* _Exercise objective_:
Could you write out all of the data again, word for word?

# # #

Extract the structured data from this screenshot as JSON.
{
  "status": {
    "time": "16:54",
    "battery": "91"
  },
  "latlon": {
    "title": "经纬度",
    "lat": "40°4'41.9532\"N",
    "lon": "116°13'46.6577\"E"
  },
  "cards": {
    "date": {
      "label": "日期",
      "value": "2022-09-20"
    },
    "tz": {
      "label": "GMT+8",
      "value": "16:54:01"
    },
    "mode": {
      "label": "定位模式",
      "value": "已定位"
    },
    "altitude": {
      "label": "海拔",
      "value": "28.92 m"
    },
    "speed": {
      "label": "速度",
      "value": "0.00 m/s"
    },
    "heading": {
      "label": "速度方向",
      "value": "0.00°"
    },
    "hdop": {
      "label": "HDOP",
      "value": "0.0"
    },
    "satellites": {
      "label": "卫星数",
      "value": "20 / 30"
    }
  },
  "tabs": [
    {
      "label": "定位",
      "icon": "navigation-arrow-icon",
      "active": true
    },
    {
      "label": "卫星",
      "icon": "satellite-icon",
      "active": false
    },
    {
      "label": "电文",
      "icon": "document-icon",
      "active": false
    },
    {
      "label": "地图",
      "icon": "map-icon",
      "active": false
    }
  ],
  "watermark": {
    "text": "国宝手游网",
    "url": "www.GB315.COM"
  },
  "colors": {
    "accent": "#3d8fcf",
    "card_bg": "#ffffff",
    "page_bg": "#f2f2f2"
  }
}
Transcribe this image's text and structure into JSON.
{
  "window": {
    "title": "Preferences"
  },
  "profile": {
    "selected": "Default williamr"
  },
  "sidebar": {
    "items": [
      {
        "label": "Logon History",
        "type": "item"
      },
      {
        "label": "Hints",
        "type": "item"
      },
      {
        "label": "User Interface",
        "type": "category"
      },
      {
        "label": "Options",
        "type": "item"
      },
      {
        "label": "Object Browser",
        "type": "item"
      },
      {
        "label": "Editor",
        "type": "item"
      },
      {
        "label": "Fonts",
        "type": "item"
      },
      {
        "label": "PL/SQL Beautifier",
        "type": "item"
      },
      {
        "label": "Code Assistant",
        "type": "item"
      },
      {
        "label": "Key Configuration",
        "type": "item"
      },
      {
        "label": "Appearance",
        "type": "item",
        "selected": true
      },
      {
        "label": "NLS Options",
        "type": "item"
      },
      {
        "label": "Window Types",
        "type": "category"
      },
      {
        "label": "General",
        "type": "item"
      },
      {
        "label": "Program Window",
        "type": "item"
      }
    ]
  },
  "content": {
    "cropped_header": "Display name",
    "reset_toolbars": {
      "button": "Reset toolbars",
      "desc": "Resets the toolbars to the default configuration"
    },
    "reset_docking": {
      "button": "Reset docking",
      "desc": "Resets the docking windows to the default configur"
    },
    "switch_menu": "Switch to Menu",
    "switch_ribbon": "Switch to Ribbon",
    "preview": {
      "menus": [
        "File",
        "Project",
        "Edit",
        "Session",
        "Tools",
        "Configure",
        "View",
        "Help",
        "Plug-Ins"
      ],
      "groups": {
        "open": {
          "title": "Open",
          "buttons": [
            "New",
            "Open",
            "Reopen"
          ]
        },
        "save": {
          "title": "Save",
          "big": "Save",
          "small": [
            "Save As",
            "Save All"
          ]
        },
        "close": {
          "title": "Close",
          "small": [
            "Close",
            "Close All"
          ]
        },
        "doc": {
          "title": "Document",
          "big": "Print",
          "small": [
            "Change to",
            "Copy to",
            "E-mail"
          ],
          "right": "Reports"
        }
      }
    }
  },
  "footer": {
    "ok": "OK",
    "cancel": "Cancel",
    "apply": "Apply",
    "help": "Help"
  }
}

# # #

* _Written solution_:
Extract the structured data from this screenshot as JSON.
{
  "status": {
    "time": "16:54",
    "battery": "91"
  },
  "latlon": {
    "title": "经纬度",
    "lat": "40°4'41.9532\"N",
    "lon": "116°13'46.6577\"E"
  },
  "cards": {
    "date": {
      "label": "日期",
      "value": "2022-09-20"
    },
    "tz": {
      "label": "GMT+8",
      "value": "16:54:01"
    },
    "mode": {
      "label": "定位模式",
      "value": "已定位"
    },
    "altitude": {
      "label": "海拔",
      "value": "28.92 m"
    },
    "speed": {
      "label": "速度",
      "value": "0.00 m/s"
    },
    "heading": {
      "label": "速度方向",
      "value": "0.00°"
    },
    "hdop": {
      "label": "HDOP",
      "value": "0.0"
    },
    "satellites": {
      "label": "卫星数",
      "value": "20 / 30"
    }
  },
  "tabs": [
    {
      "label": "定位",
      "icon": "navigation-arrow-icon",
      "active": true
    },
    {
      "label": "卫星",
      "icon": "satellite-icon",
      "active": false
    },
    {
      "label": "电文",
      "icon": "document-icon",
      "active": false
    },
    {
      "label": "地图",
      "icon": "map-icon",
      "active": false
    }
  ],
  "watermark": {
    "text": "国宝手游网",
    "url": "www.GB315.COM"
  },
  "colors": {
    "accent": "#3d8fcf",
    "card_bg": "#ffffff",
    "page_bg": "#f2f2f2"
  }
}
Transcribe this image's text and structure into JSON.
{
  "window": {
    "title": "Preferences"
  },
  "profile": {
    "selected": "Default williamr"
  },
  "sidebar": {
    "items": [
      {
        "label": "Logon History",
        "type": "item"
      },
      {
        "label": "Hints",
        "type": "item"
      },
      {
        "label": "User Interface",
        "type": "category"
      },
      {
        "label": "Options",
        "type": "item"
      },
      {
        "label": "Object Browser",
        "type": "item"
      },
      {
        "label": "Editor",
        "type": "item"
      },
      {
        "label": "Fonts",
        "type": "item"
      },
      {
        "label": "PL/SQL Beautifier",
        "type": "item"
      },
      {
        "label": "Code Assistant",
        "type": "item"
      },
      {
        "label": "Key Configuration",
        "type": "item"
      },
      {
        "label": "Appearance",
        "type": "item",
        "selected": true
      },
      {
        "label": "NLS Options",
        "type": "item"
      },
      {
        "label": "Window Types",
        "type": "category"
      },
      {
        "label": "General",
        "type": "item"
      },
      {
        "label": "Program Window",
        "type": "item"
      }
    ]
  },
  "content": {
    "cropped_header": "Display name",
    "reset_toolbars": {
      "button": "Reset toolbars",
      "desc": "Resets the toolbars to the default configuration"
    },
    "reset_docking": {
      "button": "Reset docking",
      "desc": "Resets the docking windows to the default configur"
    },
    "switch_menu": "Switch to Menu",
    "switch_ribbon": "Switch to Ribbon",
    "preview": {
      "menus": [
        "File",
        "Project",
        "Edit",
        "Session",
        "Tools",
        "Configure",
        "View",
        "Help",
        "Plug-Ins"
      ],
      "groups": {
        "open": {
          "title": "Open",
          "buttons": [
            "New",
            "Open",
            "Reopen"
          ]
        },
        "save": {
          "title": "Save",
          "big": "Save",
          "small": [
            "Save As",
            "Save All"
          ]
        },
        "close": {
          "title": "Close",
          "small": [
            "Close",
            "Close All"
          ]
        },
        "doc": {
          "title": "Document",
          "big": "Print",
          "small": [
            "Change to",
            "Copy to",
            "E-mail"
          ],
          "right": "Reports"
        }
      }
    }
  },
  "footer": {
    "ok": "OK",
    "cancel": "Cancel",
    "apply": "Apply",
    "help": "Help"
  }
}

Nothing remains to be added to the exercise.